▶ **WHAT NEEDS TO BE DONE**
Print the records exactly as they are written.

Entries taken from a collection

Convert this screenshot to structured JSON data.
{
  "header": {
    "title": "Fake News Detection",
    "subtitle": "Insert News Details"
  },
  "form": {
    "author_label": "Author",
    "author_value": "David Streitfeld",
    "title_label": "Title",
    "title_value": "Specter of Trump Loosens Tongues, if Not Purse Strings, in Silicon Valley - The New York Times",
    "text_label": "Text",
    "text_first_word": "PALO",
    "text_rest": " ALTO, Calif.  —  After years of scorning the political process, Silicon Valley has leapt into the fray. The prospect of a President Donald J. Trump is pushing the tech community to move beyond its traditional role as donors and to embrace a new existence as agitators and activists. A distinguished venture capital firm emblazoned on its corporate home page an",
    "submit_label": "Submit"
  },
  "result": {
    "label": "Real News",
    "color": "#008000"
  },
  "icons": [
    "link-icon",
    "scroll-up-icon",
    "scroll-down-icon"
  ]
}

▶ **REPLY**
Convert this screenshot to structured JSON data.
{
  "header": {
    "title": "Fake News Detection",
    "subtitle": "Insert News Details"
  },
  "form": {
    "author_label": "Author",
    "author_value": "David Streitfeld",
    "title_label": "Title",
    "title_value": "Specter of Trump Loosens Tongues, if Not Purse Strings, in Silicon Valley - The New York Times",
    "text_label": "Text",
    "text_first_word": "PALO",
    "text_rest": " ALTO, Calif.  —  After years of scorning the political process, Silicon Valley has leapt into the fray. The prospect of a President Donald J. Trump is pushing the tech community to move beyond its traditional role as donors and to embrace a new existence as agitators and activists. A distinguished venture capital firm emblazoned on its corporate home page an",
    "submit_label": "Submit"
  },
  "result": {
    "label": "Real News",
    "color": "#008000"
  },
  "icons": [
    "link-icon",
    "scroll-up-icon",
    "scroll-down-icon"
  ]
}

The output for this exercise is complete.